MATERIAL FOR THE TASK:
═══

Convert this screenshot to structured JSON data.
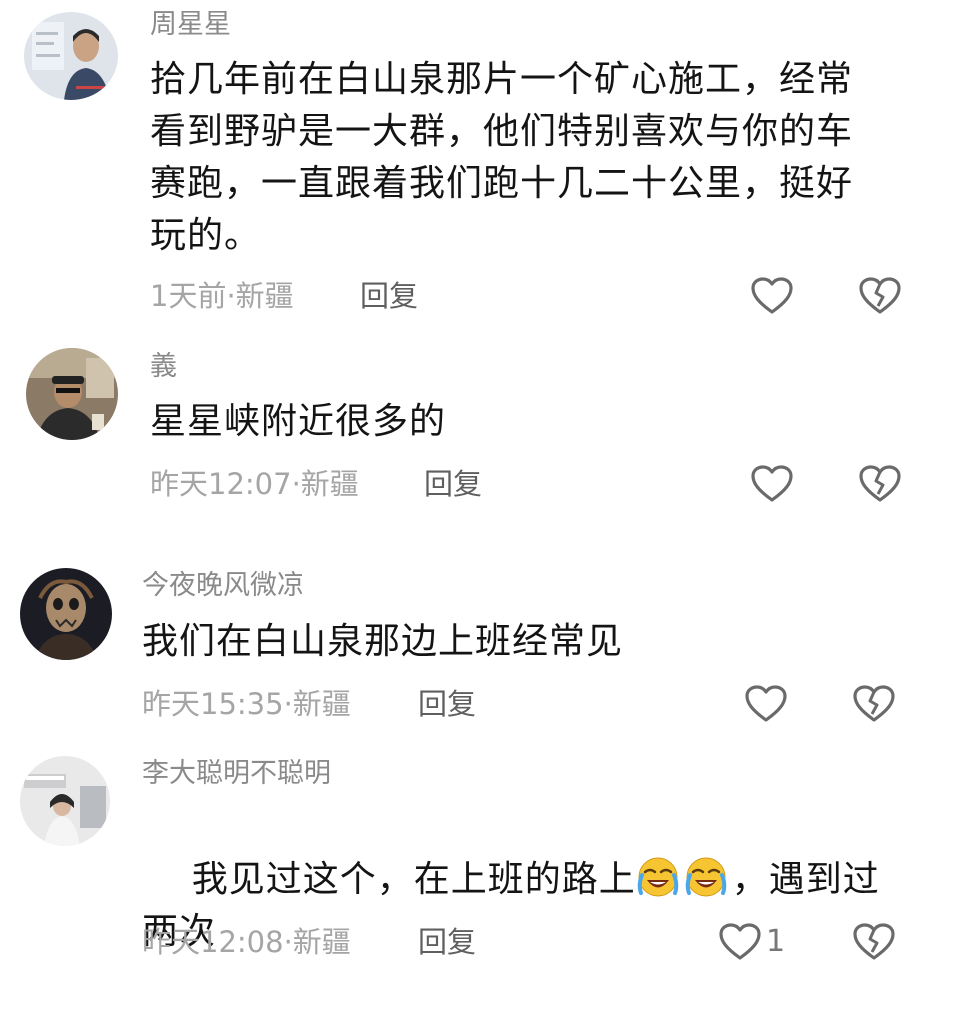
{
  "comments": [
    {
      "username": "周星星",
      "text": "拾几年前在白山泉那片一个矿心施工，经常\n看到野驴是一大群，他们特别喜欢与你的车\n赛跑，一直跟着我们跑十几二十公里，挺好\n玩的。",
      "meta": "1天前·新疆",
      "reply": "回复"
    },
    {
      "username": "義",
      "text": "星星峡附近很多的",
      "meta": "昨天12:07·新疆",
      "reply": "回复"
    },
    {
      "username": "今夜晚风微凉",
      "text": "我们在白山泉那边上班经常见",
      "meta": "昨天15:35·新疆",
      "reply": "回复"
    },
    {
      "username": "李大聪明不聪明",
      "text_before": "我见过这个，在上班的路上",
      "emoji": "loudly-crying-face-icon",
      "text_after": "，遇到过\n两次",
      "meta": "昨天12:08·新疆",
      "reply": "回复",
      "likes": "1"
    }
  ],
  "colors": {
    "username": "#8a8a8a",
    "text": "#141414",
    "meta": "#a5a5a5",
    "reply": "#5f5f5f",
    "icon": "#6a6a6a"
  },
  "icons": {
    "like": "heart-outline-icon",
    "dislike": "broken-heart-outline-icon"
  }
}
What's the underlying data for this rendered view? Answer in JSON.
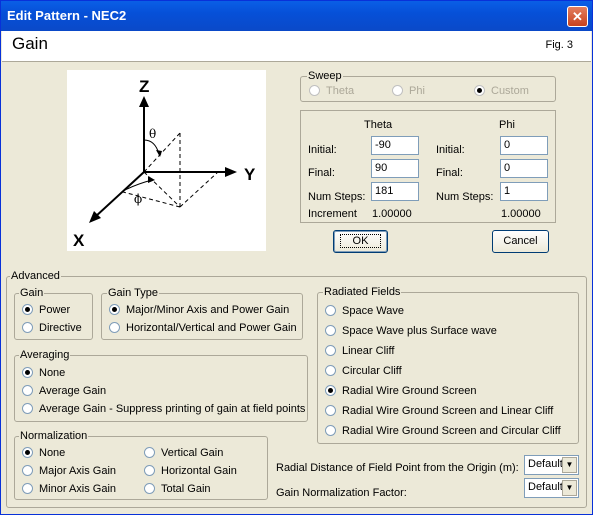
{
  "window": {
    "title": "Edit Pattern - NEC2",
    "close_glyph": "✕"
  },
  "header": {
    "title": "Gain",
    "fig": "Fig. 3"
  },
  "diagram": {
    "z": "Z",
    "y": "Y",
    "x": "X",
    "theta": "θ",
    "phi": "ϕ"
  },
  "sweep": {
    "legend": "Sweep",
    "options": [
      {
        "label": "Theta",
        "selected": false
      },
      {
        "label": "Phi",
        "selected": false
      },
      {
        "label": "Custom",
        "selected": true
      }
    ]
  },
  "angles": {
    "theta_header": "Theta",
    "phi_header": "Phi",
    "initial_label": "Initial:",
    "final_label": "Final:",
    "steps_label": "Num Steps:",
    "increment_label": "Increment",
    "theta": {
      "initial": "-90",
      "final": "90",
      "steps": "181",
      "increment": "1.00000"
    },
    "phi": {
      "initial": "0",
      "final": "0",
      "steps": "1",
      "increment": "1.00000"
    }
  },
  "buttons": {
    "ok": "OK",
    "cancel": "Cancel"
  },
  "advanced": {
    "legend": "Advanced"
  },
  "gain": {
    "legend": "Gain",
    "options": [
      "Power",
      "Directive"
    ]
  },
  "gain_type": {
    "legend": "Gain Type",
    "options": [
      "Major/Minor Axis and Power Gain",
      "Horizontal/Vertical and Power Gain"
    ]
  },
  "averaging": {
    "legend": "Averaging",
    "options": [
      "None",
      "Average Gain",
      "Average Gain - Suppress printing of gain at field points"
    ]
  },
  "normalization": {
    "legend": "Normalization",
    "options": [
      "None",
      "Major Axis Gain",
      "Minor Axis Gain",
      "Vertical Gain",
      "Horizontal Gain",
      "Total Gain"
    ]
  },
  "radiated": {
    "legend": "Radiated Fields",
    "options": [
      "Space Wave",
      "Space Wave plus Surface wave",
      "Linear Cliff",
      "Circular Cliff",
      "Radial Wire Ground Screen",
      "Radial Wire Ground Screen and Linear Cliff",
      "Radial Wire Ground Screen and Circular Cliff"
    ]
  },
  "radial_distance": {
    "label": "Radial Distance of Field Point from the Origin (m):",
    "value": "Default"
  },
  "gain_norm_factor": {
    "label": "Gain Normalization Factor:",
    "value": "Default"
  }
}
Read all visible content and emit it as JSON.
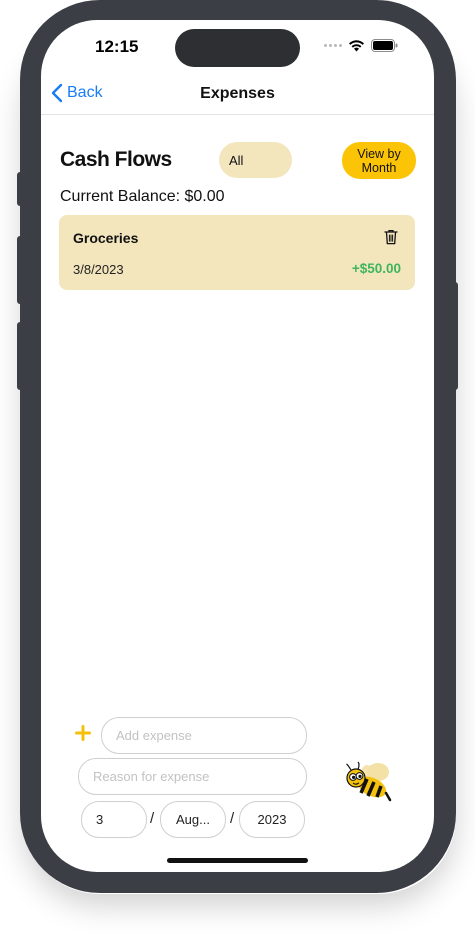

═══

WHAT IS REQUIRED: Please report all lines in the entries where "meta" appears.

ANSWER BOX:
      "meta": "1天前·新疆",
      "meta": "昨天12:07·新疆",
      "meta": "昨天15:35·新疆",
      "meta": "昨天12:08·新疆",
    "meta": "#a5a5a5",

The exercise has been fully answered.